Data to examine:
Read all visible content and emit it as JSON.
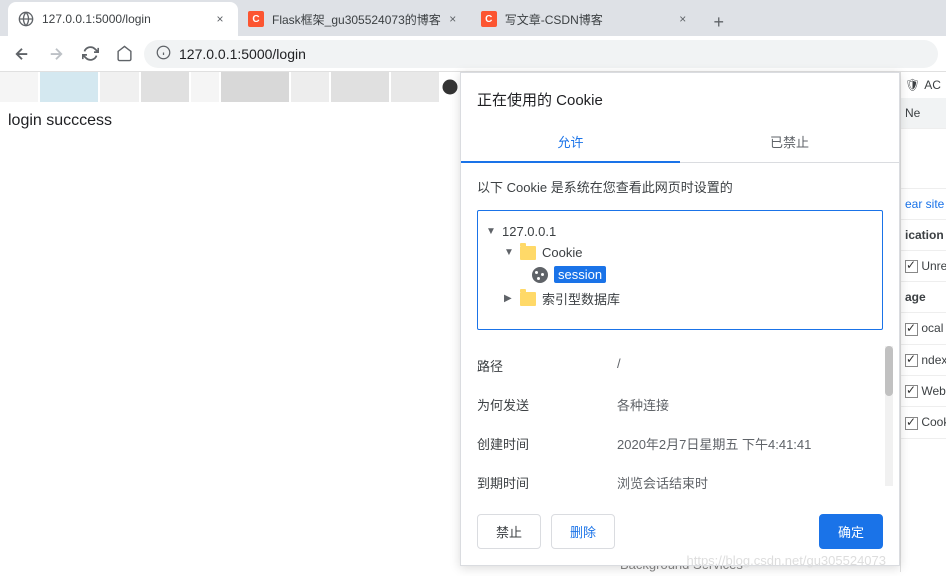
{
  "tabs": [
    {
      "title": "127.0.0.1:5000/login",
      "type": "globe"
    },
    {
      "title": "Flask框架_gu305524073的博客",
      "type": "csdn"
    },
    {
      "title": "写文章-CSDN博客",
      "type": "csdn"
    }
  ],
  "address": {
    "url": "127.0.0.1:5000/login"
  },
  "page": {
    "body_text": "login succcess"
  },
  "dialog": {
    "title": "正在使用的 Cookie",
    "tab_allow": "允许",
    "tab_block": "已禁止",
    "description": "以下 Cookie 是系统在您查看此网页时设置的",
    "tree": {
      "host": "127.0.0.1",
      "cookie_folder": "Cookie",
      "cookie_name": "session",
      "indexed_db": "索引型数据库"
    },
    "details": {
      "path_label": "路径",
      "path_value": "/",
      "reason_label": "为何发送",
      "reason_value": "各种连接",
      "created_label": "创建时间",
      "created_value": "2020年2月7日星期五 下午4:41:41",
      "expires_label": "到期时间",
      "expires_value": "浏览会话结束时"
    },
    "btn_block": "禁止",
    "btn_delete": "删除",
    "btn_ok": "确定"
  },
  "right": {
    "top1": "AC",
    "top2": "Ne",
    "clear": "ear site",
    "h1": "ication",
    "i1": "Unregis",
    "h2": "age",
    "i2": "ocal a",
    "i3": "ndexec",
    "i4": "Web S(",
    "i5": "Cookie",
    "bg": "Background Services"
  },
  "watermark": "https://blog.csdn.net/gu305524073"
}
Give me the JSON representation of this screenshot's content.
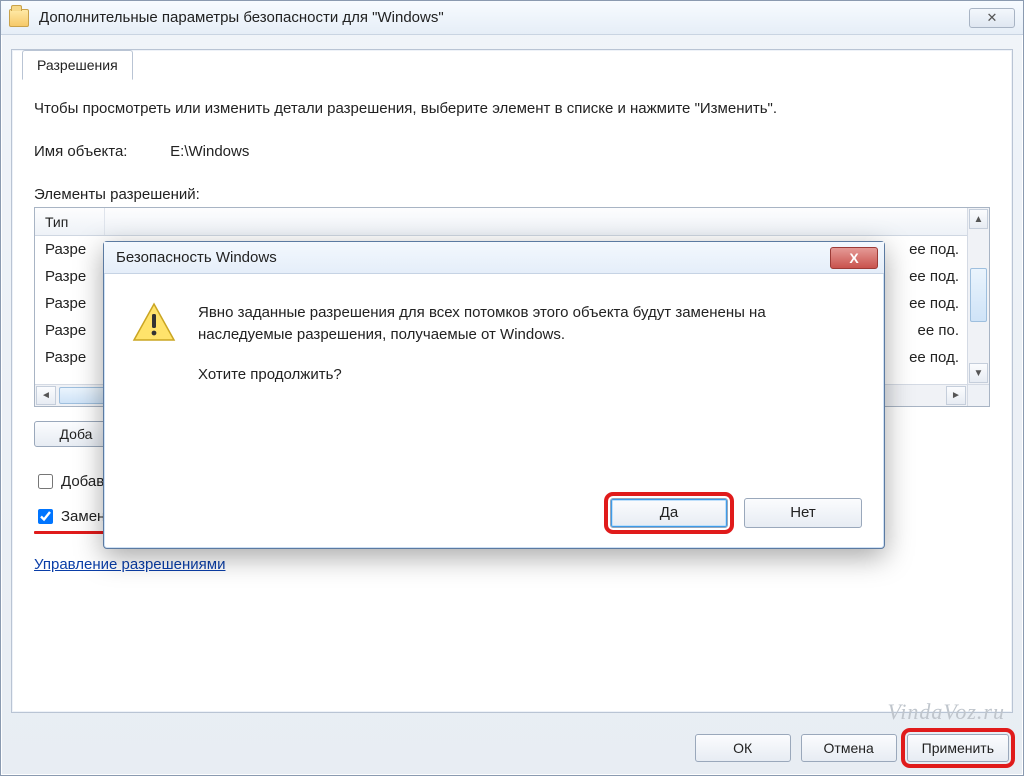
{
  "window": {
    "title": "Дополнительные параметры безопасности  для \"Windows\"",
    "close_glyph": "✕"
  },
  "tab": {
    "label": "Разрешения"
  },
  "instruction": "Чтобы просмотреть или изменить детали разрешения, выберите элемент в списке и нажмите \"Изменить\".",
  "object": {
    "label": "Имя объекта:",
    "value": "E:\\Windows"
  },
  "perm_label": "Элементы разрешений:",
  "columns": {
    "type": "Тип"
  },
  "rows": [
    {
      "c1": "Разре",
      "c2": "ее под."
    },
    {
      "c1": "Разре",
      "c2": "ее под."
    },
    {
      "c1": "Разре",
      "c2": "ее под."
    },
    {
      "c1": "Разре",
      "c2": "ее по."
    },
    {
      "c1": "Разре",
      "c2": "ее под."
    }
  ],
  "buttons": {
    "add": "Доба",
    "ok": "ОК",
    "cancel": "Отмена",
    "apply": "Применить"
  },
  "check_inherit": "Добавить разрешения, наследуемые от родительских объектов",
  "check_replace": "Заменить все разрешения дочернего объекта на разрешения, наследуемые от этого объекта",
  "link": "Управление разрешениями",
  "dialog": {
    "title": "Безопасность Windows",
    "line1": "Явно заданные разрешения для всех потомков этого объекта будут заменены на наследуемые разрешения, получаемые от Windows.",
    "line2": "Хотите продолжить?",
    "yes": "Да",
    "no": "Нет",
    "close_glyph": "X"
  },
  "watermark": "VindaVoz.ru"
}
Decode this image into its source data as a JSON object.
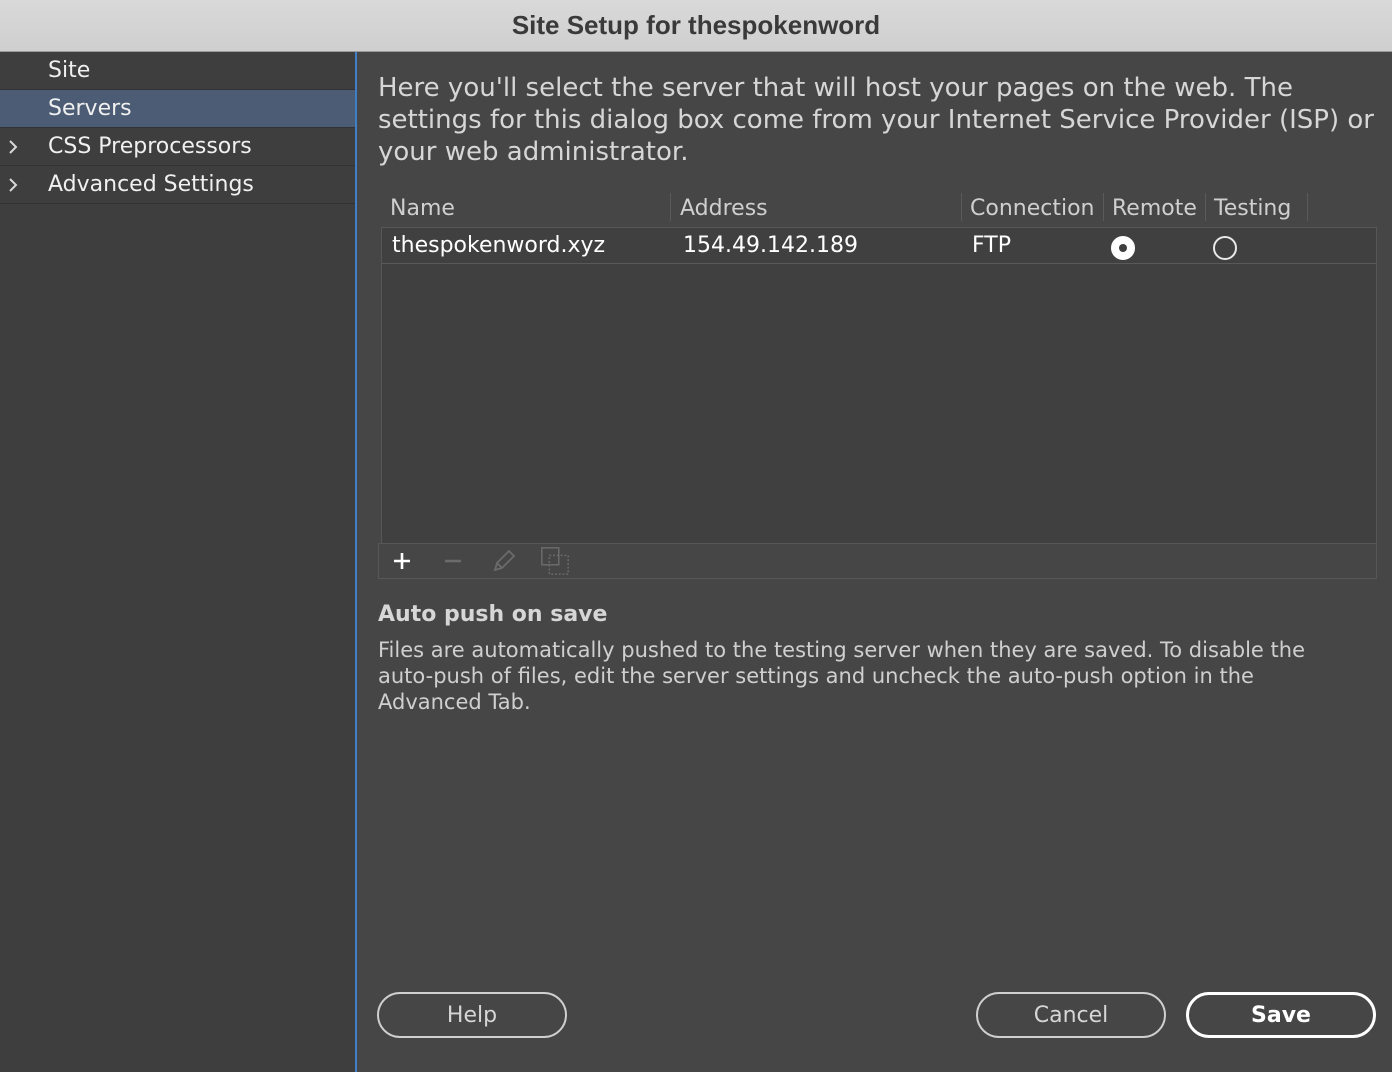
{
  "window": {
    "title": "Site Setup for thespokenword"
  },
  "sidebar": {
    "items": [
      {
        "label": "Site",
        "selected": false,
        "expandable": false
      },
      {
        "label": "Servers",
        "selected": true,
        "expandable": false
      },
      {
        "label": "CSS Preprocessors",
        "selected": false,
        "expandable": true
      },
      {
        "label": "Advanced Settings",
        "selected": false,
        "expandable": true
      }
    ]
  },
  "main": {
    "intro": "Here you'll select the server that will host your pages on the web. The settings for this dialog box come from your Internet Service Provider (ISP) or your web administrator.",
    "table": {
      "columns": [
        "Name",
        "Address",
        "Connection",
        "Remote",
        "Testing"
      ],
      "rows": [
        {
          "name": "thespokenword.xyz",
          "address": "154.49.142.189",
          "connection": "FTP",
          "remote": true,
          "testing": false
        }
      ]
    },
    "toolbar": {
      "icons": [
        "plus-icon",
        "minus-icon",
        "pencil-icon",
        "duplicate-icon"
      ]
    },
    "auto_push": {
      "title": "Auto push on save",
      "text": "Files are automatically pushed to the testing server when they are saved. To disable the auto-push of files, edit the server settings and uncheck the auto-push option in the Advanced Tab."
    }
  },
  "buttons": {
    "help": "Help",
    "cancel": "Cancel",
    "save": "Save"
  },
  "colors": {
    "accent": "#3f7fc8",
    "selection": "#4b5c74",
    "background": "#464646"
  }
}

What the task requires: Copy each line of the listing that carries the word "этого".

Answer to the problem:
  "check_replace": "Заменить все разрешения дочернего объекта на разрешения, наследуемые от этого объекта",
    "line1": "Явно заданные разрешения для всех потомков этого объекта будут заменены на наследуемые разрешения, получаемые от Windows.",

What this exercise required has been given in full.